■ TASK INSTRUCTIONS
Search the records for lines that contain the word "this". Copy them all.

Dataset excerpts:

►

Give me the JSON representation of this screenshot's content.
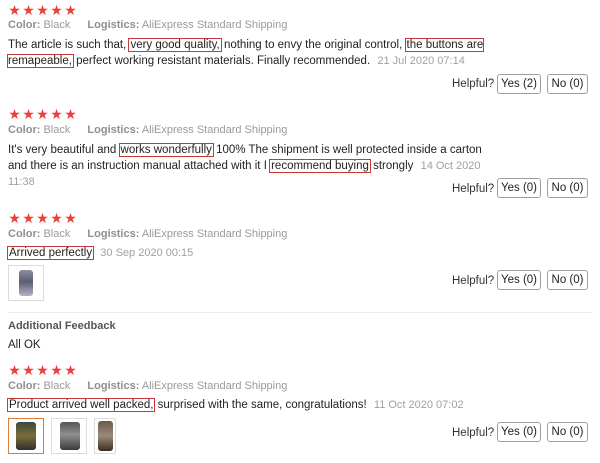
{
  "labels": {
    "color": "Color:",
    "logistics": "Logistics:",
    "helpful": "Helpful?"
  },
  "colors": {
    "star": "#e8423a",
    "highlight_box": "#c6393b",
    "meta_text": "#9a9a9a"
  },
  "reviews": [
    {
      "rating": 5,
      "color_value": "Black",
      "logistics_value": "AliExpress Standard Shipping",
      "text_parts": [
        "The article is such that, ",
        "very good quality,",
        " nothing to envy the original control, ",
        "the buttons are remapeable,",
        " perfect working resistant materials. Finally recommended."
      ],
      "date": "21 Jul 2020 07:14",
      "yes_label": "Yes (2)",
      "no_label": "No (0)"
    },
    {
      "rating": 5,
      "color_value": "Black",
      "logistics_value": "AliExpress Standard Shipping",
      "text_parts": [
        "It's very beautiful and ",
        "works wonderfully",
        " 100% The shipment is well protected inside a carton and there is an instruction manual attached with it I ",
        "recommend buying",
        " strongly"
      ],
      "date": "14 Oct 2020 11:38",
      "yes_label": "Yes (0)",
      "no_label": "No (0)"
    },
    {
      "rating": 5,
      "color_value": "Black",
      "logistics_value": "AliExpress Standard Shipping",
      "text_parts": [
        "Arrived perfectly"
      ],
      "date": "30 Sep 2020 00:15",
      "yes_label": "Yes (0)",
      "no_label": "No (0)",
      "additional_feedback_title": "Additional Feedback",
      "additional_feedback_text": "All OK"
    },
    {
      "rating": 5,
      "color_value": "Black",
      "logistics_value": "AliExpress Standard Shipping",
      "text_parts": [
        "Product arrived well packed,",
        " surprised with the same, congratulations!"
      ],
      "date": "11 Oct 2020 07:02",
      "yes_label": "Yes (0)",
      "no_label": "No (0)"
    }
  ]
}
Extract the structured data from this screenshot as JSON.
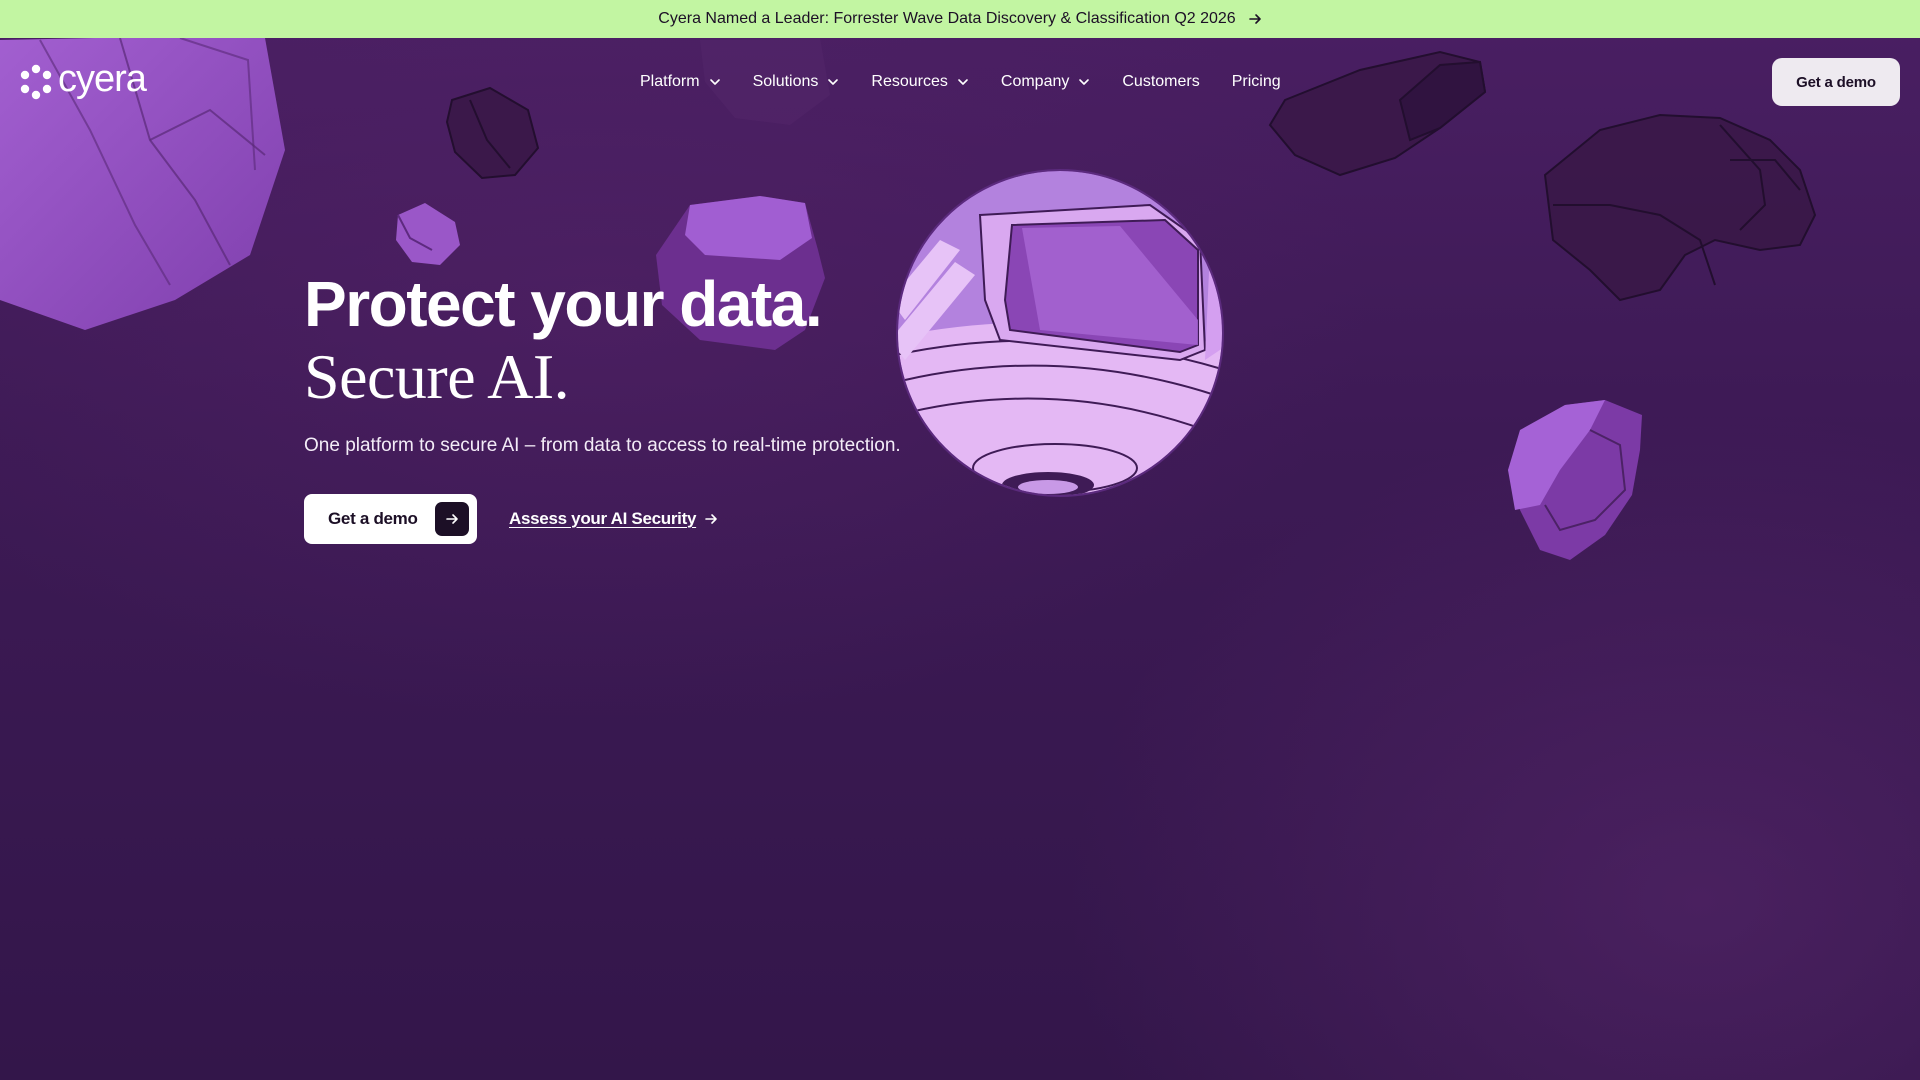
{
  "banner": {
    "text": "Cyera Named a Leader: Forrester Wave Data Discovery & Classification Q2 2026",
    "arrow_icon": "arrow-right-icon",
    "background": "#c2f5a2"
  },
  "header": {
    "logo_text": "cyera",
    "nav": [
      {
        "label": "Platform",
        "has_dropdown": true
      },
      {
        "label": "Solutions",
        "has_dropdown": true
      },
      {
        "label": "Resources",
        "has_dropdown": true
      },
      {
        "label": "Company",
        "has_dropdown": true
      },
      {
        "label": "Customers",
        "has_dropdown": false
      },
      {
        "label": "Pricing",
        "has_dropdown": false
      }
    ],
    "cta_label": "Get a demo"
  },
  "hero": {
    "title": "Protect your data.",
    "subtitle": "Secure AI.",
    "description": "One platform to secure AI – from data to access to real-time protection.",
    "primary_cta": "Get a demo",
    "secondary_cta": "Assess your AI Security"
  },
  "colors": {
    "background": "#3d1a55",
    "accent_purple": "#9b5bc7",
    "banner_green": "#c2f5a2",
    "text_dark": "#1c0f26"
  }
}
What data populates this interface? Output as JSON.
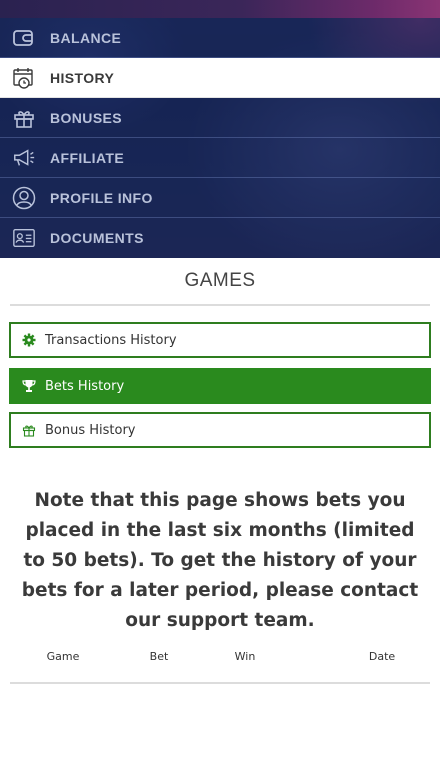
{
  "menu": {
    "items": [
      {
        "label": "BALANCE",
        "icon": "wallet-icon",
        "active": false
      },
      {
        "label": "HISTORY",
        "icon": "calendar-clock-icon",
        "active": true
      },
      {
        "label": "BONUSES",
        "icon": "gift-icon",
        "active": false
      },
      {
        "label": "AFFILIATE",
        "icon": "megaphone-icon",
        "active": false
      },
      {
        "label": "PROFILE INFO",
        "icon": "user-circle-icon",
        "active": false
      },
      {
        "label": "DOCUMENTS",
        "icon": "id-card-icon",
        "active": false
      }
    ]
  },
  "section": {
    "title": "GAMES"
  },
  "history_buttons": [
    {
      "label": "Transactions History",
      "icon": "gear-icon",
      "active": false
    },
    {
      "label": "Bets History",
      "icon": "trophy-icon",
      "active": true
    },
    {
      "label": "Bonus History",
      "icon": "gift-icon",
      "active": false
    }
  ],
  "note": "Note that this page shows bets you placed in the last six months (limited to 50 bets). To get the history of your bets for a later period, please contact our support team.",
  "table": {
    "columns": [
      "Game",
      "Bet",
      "Win",
      "Date"
    ]
  },
  "colors": {
    "accent_green": "#2a8a1e",
    "menu_bg": "#1f2d5c",
    "menu_text": "#b9c2da"
  }
}
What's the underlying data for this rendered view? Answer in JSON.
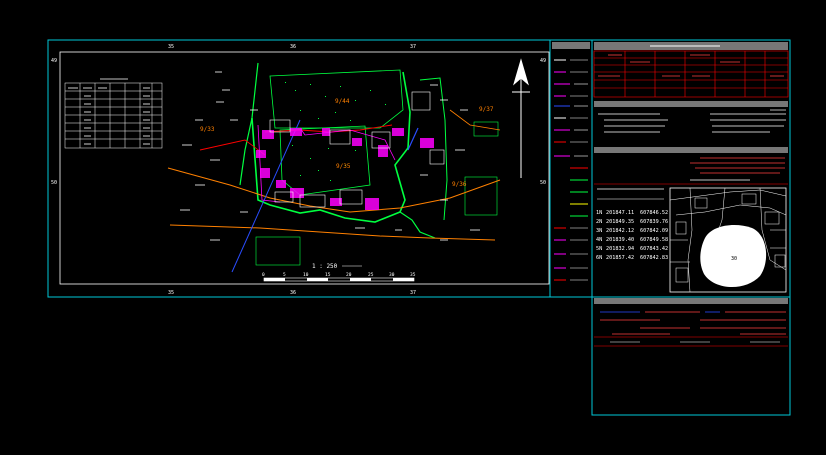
{
  "colors": {
    "background": "#000000",
    "frame": "#00c8d8",
    "boundary": "#00ff40",
    "parcel": "#ff00ff",
    "road": "#ff8000",
    "red": "#ff0000",
    "blue": "#2a4dff",
    "white": "#ffffff",
    "yellow": "#ffff00"
  },
  "drawing": {
    "scale_label": "1 : 250",
    "scale_ticks": [
      "0",
      "5",
      "10",
      "15",
      "20",
      "25",
      "30",
      "35"
    ],
    "parcel_labels": [
      "9/33",
      "9/35",
      "9/36",
      "9/37",
      "9/44"
    ],
    "grid_labels_top": [
      "35",
      "36",
      "37"
    ],
    "grid_labels_bottom": [
      "35",
      "36",
      "37"
    ],
    "grid_labels_side": [
      "49",
      "50"
    ]
  },
  "coordinates_table": {
    "rows": [
      {
        "id": "1N",
        "e": "201847.11",
        "n": "607846.52"
      },
      {
        "id": "2N",
        "e": "201849.35",
        "n": "607839.76"
      },
      {
        "id": "3N",
        "e": "201842.12",
        "n": "607842.09"
      },
      {
        "id": "4N",
        "e": "201839.40",
        "n": "607849.58"
      },
      {
        "id": "5N",
        "e": "201832.94",
        "n": "607843.42"
      },
      {
        "id": "6N",
        "e": "201857.42",
        "n": "607842.83"
      }
    ]
  },
  "key_map": {
    "parcel_label": "30"
  }
}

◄

■ THE COMPLETED TASK
Give me the JSON representation of this screenshot's content.
Extract the structured data from this screenshot as JSON.
What data populates this interface? Output as JSON.
  "note": "Note that this page shows bets you placed in the last six months (limited to 50 bets). To get the history of your bets for a later period, please contact our support team.",
What's the underlying data for this rendered view? Answer in JSON.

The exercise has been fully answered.